AIM OF THE TASK =>
Could you copy every record below exactly, leaving out the pictures?
^^^^^^^^^^^^^^^^
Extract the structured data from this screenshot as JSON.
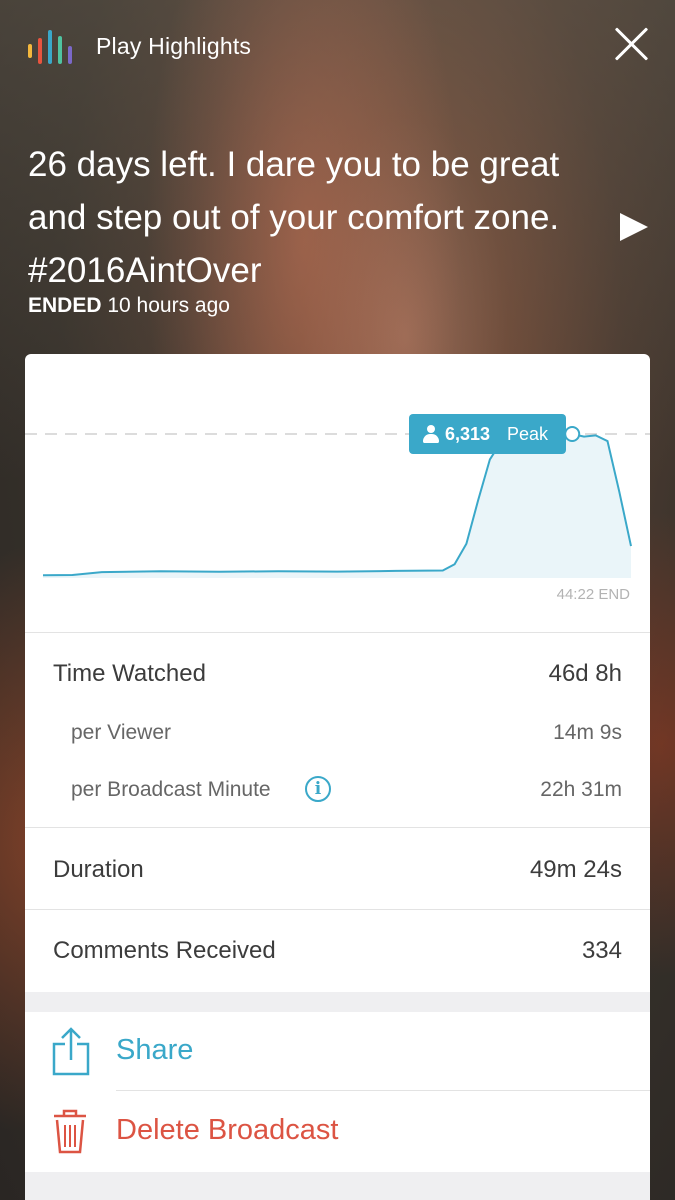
{
  "header": {
    "highlights_label": "Play Highlights",
    "logo_colors": [
      "#f5b83d",
      "#e8543f",
      "#3aa8c9",
      "#4fc3a1",
      "#7b68c8"
    ]
  },
  "broadcast": {
    "title": "26 days left. I dare you to be great and step out of your comfort zone. #2016AintOver",
    "status": "ENDED",
    "time_ago": "10 hours ago"
  },
  "chart_data": {
    "type": "area",
    "peak_value": "6,313",
    "peak_label": "Peak",
    "end_label": "44:22 END",
    "accent_color": "#3aa8c9",
    "x": [
      0,
      0.05,
      0.1,
      0.2,
      0.3,
      0.4,
      0.5,
      0.6,
      0.68,
      0.7,
      0.72,
      0.74,
      0.76,
      0.78,
      0.8,
      0.82,
      0.84,
      0.86,
      0.88,
      0.9,
      0.92,
      0.94,
      0.96,
      0.98,
      1.0
    ],
    "values": [
      120,
      130,
      260,
      300,
      270,
      300,
      280,
      310,
      330,
      600,
      1500,
      3400,
      5200,
      6000,
      5800,
      6050,
      5900,
      6100,
      5950,
      6313,
      6200,
      6250,
      6000,
      3800,
      1400
    ]
  },
  "stats": {
    "time_watched": {
      "label": "Time Watched",
      "value": "46d 8h"
    },
    "per_viewer": {
      "label": "per Viewer",
      "value": "14m 9s"
    },
    "per_broadcast_minute": {
      "label": "per Broadcast Minute",
      "value": "22h 31m"
    },
    "duration": {
      "label": "Duration",
      "value": "49m 24s"
    },
    "comments": {
      "label": "Comments Received",
      "value": "334"
    }
  },
  "actions": {
    "share": "Share",
    "delete": "Delete Broadcast"
  },
  "colors": {
    "accent": "#3aa8c9",
    "danger": "#dc5443"
  }
}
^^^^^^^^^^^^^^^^
WRITTEN ANSWER =>
Extract the structured data from this screenshot as JSON.
{
  "header": {
    "highlights_label": "Play Highlights",
    "logo_colors": [
      "#f5b83d",
      "#e8543f",
      "#3aa8c9",
      "#4fc3a1",
      "#7b68c8"
    ]
  },
  "broadcast": {
    "title": "26 days left. I dare you to be great and step out of your comfort zone. #2016AintOver",
    "status": "ENDED",
    "time_ago": "10 hours ago"
  },
  "chart_data": {
    "type": "area",
    "peak_value": "6,313",
    "peak_label": "Peak",
    "end_label": "44:22 END",
    "accent_color": "#3aa8c9",
    "x": [
      0,
      0.05,
      0.1,
      0.2,
      0.3,
      0.4,
      0.5,
      0.6,
      0.68,
      0.7,
      0.72,
      0.74,
      0.76,
      0.78,
      0.8,
      0.82,
      0.84,
      0.86,
      0.88,
      0.9,
      0.92,
      0.94,
      0.96,
      0.98,
      1.0
    ],
    "values": [
      120,
      130,
      260,
      300,
      270,
      300,
      280,
      310,
      330,
      600,
      1500,
      3400,
      5200,
      6000,
      5800,
      6050,
      5900,
      6100,
      5950,
      6313,
      6200,
      6250,
      6000,
      3800,
      1400
    ]
  },
  "stats": {
    "time_watched": {
      "label": "Time Watched",
      "value": "46d 8h"
    },
    "per_viewer": {
      "label": "per Viewer",
      "value": "14m 9s"
    },
    "per_broadcast_minute": {
      "label": "per Broadcast Minute",
      "value": "22h 31m"
    },
    "duration": {
      "label": "Duration",
      "value": "49m 24s"
    },
    "comments": {
      "label": "Comments Received",
      "value": "334"
    }
  },
  "actions": {
    "share": "Share",
    "delete": "Delete Broadcast"
  },
  "colors": {
    "accent": "#3aa8c9",
    "danger": "#dc5443"
  }
}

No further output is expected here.